Astronomers have reconstructed the global chemical composition of our galaxy to understand how it compares to other galaxies in the Universe. It turns out that it is not unique, but it is certainly unusual. This is something that alien astronomers would be able to pick up, and that we can use to understand the peculiar history of the assembly of our galaxy.
Hydrogen and helium have been in the universe since a few minutes after the Big Bang, but all the other elements (which astronomers call “the metals”) are created in stars and stellar processes. A galaxy's metallicity says a lot about it. And this new research provides the best look yet at the Milky Way's metallicity.
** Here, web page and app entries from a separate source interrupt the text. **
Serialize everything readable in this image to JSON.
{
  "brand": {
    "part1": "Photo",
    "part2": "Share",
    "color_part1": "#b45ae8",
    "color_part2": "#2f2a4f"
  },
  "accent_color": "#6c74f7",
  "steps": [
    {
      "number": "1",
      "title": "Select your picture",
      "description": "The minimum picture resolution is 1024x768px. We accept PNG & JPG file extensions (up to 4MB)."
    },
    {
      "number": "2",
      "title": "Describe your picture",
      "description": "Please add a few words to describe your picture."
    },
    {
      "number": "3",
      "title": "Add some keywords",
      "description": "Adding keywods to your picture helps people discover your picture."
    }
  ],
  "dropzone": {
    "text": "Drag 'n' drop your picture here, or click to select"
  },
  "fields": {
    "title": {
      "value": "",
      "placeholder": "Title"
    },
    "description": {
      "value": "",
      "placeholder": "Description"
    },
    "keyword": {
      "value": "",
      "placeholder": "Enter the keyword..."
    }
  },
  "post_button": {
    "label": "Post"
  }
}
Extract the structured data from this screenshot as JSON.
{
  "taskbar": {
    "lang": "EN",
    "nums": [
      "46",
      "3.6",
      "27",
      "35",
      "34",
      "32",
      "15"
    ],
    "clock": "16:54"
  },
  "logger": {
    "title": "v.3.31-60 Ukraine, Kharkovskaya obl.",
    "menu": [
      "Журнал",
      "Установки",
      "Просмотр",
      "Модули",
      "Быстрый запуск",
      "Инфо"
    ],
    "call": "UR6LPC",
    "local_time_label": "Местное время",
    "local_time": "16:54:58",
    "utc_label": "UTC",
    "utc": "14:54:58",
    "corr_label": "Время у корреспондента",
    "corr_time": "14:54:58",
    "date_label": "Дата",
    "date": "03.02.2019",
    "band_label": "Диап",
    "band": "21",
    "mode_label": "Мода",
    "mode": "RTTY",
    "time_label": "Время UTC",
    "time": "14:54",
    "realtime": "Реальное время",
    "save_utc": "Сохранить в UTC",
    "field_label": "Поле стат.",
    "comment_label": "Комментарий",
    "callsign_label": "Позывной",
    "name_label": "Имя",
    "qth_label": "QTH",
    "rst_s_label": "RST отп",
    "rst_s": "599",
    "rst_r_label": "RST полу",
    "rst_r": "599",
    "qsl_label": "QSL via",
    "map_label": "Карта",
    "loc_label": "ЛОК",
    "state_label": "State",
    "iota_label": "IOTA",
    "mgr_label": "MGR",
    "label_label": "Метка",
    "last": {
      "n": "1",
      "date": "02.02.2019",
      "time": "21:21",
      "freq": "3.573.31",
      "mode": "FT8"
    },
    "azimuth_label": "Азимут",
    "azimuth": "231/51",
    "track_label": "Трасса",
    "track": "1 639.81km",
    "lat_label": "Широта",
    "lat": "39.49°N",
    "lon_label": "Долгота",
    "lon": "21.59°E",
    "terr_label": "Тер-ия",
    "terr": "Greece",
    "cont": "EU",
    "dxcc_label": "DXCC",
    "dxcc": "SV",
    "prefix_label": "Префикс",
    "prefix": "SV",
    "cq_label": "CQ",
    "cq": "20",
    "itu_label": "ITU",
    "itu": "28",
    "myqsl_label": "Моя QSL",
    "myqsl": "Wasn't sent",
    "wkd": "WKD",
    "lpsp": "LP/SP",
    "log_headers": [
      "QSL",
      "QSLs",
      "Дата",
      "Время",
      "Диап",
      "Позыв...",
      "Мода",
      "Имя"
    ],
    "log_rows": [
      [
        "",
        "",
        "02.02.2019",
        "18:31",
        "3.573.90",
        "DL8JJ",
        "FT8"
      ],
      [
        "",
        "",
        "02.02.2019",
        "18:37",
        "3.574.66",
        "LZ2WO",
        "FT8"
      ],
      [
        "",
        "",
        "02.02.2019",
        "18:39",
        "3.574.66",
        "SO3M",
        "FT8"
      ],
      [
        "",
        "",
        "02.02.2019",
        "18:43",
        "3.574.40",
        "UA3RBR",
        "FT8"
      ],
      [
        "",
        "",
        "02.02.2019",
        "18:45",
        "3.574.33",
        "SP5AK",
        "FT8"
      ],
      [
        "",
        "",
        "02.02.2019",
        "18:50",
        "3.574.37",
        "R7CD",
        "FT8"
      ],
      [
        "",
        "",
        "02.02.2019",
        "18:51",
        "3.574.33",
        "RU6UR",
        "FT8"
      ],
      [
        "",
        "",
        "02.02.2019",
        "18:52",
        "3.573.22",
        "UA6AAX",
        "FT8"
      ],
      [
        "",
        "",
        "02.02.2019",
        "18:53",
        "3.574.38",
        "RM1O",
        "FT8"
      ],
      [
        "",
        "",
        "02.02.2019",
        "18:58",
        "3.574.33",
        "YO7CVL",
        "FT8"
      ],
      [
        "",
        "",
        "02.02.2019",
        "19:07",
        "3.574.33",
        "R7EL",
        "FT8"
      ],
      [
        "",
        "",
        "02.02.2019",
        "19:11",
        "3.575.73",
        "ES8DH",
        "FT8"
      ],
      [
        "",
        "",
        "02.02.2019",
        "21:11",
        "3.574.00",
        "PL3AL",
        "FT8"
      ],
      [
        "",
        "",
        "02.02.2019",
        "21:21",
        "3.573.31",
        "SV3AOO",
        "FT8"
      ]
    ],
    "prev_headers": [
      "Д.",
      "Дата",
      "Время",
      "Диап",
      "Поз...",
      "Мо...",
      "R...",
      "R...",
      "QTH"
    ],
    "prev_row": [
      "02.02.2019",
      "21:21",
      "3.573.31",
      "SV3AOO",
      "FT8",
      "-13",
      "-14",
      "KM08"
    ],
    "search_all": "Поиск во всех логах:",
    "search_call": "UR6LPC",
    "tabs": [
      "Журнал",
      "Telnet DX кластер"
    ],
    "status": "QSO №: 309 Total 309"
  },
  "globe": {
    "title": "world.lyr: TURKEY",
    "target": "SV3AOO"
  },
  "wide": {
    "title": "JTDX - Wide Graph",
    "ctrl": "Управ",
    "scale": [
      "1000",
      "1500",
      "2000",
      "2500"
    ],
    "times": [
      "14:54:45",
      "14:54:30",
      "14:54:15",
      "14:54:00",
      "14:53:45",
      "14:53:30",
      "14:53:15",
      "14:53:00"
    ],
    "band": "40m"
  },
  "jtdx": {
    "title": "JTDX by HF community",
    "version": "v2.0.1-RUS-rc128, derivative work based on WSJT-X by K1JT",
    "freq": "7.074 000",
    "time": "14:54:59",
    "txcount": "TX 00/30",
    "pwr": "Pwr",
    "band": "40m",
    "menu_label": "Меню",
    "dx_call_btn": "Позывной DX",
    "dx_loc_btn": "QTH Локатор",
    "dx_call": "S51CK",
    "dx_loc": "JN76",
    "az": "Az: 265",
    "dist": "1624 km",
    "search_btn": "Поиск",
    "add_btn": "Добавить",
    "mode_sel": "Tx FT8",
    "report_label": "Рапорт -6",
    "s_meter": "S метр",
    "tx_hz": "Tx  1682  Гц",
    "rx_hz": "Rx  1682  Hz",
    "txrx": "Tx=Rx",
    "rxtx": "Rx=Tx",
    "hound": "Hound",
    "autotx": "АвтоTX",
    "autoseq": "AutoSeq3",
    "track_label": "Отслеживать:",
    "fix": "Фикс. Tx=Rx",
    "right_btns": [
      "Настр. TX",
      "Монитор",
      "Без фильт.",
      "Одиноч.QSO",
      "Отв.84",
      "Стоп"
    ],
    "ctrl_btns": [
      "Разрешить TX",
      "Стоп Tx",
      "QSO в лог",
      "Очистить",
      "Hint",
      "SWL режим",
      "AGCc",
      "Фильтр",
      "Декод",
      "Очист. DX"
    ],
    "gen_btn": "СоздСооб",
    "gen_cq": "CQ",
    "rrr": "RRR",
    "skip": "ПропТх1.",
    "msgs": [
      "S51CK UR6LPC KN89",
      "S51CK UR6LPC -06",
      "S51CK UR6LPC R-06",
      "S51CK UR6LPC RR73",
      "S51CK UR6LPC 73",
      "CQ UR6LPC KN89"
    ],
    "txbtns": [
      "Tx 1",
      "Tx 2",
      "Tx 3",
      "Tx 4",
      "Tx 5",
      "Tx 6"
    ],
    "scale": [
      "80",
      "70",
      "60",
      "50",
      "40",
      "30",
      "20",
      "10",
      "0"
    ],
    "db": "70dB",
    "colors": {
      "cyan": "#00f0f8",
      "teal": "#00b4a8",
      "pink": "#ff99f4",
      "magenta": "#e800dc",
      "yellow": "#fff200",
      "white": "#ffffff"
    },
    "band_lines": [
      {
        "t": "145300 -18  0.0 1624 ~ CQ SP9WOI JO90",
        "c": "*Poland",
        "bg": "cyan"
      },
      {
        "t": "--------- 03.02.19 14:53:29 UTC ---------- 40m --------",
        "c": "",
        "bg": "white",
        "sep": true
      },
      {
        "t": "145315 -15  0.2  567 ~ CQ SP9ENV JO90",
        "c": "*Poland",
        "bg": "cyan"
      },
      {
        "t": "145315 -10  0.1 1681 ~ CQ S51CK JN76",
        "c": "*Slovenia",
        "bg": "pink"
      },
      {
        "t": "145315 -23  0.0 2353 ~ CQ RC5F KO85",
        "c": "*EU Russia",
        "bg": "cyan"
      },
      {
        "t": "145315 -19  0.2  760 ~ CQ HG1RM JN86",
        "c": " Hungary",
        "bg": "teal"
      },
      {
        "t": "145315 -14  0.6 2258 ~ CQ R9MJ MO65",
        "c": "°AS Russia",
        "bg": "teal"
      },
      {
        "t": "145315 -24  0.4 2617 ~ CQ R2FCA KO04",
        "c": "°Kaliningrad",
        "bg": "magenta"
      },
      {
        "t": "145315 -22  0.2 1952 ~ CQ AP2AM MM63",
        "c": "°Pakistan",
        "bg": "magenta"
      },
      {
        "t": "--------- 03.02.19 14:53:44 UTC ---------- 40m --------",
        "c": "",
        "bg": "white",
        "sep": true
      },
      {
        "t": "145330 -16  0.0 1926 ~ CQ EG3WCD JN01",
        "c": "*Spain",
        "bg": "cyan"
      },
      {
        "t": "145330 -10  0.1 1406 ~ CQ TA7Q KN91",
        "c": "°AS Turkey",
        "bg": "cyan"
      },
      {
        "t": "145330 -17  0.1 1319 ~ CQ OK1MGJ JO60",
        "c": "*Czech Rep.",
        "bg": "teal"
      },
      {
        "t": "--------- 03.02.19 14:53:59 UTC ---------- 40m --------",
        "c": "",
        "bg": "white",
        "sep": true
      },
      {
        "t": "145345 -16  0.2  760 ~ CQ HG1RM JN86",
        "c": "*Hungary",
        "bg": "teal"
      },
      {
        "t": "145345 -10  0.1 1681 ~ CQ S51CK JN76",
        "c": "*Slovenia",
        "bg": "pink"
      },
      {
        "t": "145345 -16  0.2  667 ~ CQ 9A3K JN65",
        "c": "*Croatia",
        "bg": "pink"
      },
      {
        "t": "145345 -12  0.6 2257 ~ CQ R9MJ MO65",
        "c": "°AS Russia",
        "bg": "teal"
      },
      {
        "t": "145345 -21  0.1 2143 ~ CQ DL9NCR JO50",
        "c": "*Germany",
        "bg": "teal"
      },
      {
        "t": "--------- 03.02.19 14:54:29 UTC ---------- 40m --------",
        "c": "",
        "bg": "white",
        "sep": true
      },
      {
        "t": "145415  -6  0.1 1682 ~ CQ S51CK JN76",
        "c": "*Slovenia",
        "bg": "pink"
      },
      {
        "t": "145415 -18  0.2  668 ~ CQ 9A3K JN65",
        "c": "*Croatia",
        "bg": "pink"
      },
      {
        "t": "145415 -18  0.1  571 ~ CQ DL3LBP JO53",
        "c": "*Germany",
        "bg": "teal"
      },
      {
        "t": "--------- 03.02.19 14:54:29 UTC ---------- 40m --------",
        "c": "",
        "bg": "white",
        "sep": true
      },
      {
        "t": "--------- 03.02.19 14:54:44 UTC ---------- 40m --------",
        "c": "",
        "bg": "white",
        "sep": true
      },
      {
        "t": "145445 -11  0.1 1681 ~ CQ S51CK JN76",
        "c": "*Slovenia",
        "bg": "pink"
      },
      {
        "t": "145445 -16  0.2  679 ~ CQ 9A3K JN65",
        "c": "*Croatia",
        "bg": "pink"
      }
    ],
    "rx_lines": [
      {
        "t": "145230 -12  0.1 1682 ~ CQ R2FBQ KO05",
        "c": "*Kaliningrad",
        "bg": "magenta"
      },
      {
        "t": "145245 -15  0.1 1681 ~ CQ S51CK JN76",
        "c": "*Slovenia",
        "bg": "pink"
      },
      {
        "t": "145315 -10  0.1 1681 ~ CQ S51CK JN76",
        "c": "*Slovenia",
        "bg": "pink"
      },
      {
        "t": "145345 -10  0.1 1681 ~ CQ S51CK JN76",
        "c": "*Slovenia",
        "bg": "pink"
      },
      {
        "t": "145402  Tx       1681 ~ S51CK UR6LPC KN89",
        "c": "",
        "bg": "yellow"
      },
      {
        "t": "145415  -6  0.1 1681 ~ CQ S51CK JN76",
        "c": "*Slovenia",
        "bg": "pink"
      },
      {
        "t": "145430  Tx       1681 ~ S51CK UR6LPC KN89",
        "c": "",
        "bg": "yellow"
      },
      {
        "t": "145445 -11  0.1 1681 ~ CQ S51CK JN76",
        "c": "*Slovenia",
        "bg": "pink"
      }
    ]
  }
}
“Finding ways to compare our home galaxy with more distant galaxies is what we need if we want to know whether the Milky Way is special or not. This has been an open question since astronomers realized a hundred years ago that the Milky Way is not the only galaxy in the universe,” lead author Jianhui Lian, from the Max Planck Institute for Astronomy and Yunnan University, said in a statement.
The metallicity increases from the center of the Milky Way to about 23,000 light-years out, plateauing for a bit to levels of metallicity similar to that of the Sun. The Sun is 26,000 light-years from the center. But then, the metallicity drops again, going down to about one-third of solar at a distance of 50,000 light-years at the edge of our galaxy.
Compared to surveys of other galaxies such as MaNGA or simulations of galaxies such as TNG50, our galaxy's high metallicity donut is peculiar. Only one percent of the surveyed galaxies and only 11 percent of the simulated ones are quite like our own. The discrepancy between the two numbers is due to uncertainties in the survey and the limitations of making realistic simulations of the universe.
The peculiarity of our galaxy at its core could be due to activity from the supermassive black hole, which might have pushed more metal-rich gas outwards, stopping the formation of younger, more metal-rich stars. And at its edge, a collision with a small galaxy lacking in metals could have brought more pristine material, creating a large population of metal-poor stars.
“The findings are very exciting! This is the first time that we can meaningfully compare the detailed chemical content of our galaxy with the measurements of many other galaxies,” co-author Maria Bergemann, also from the Max Planck Institute for Astronomy, explained.
“The results are important for the next generation of comprehensive studies of galaxy formation. Those studies will use data from upcoming large-scale observational programs targeting the Milky Way or targeting distant galaxies. Our research shows how to sensibly combine the two kinds of data set.”
The study is published in Nature Astronomy.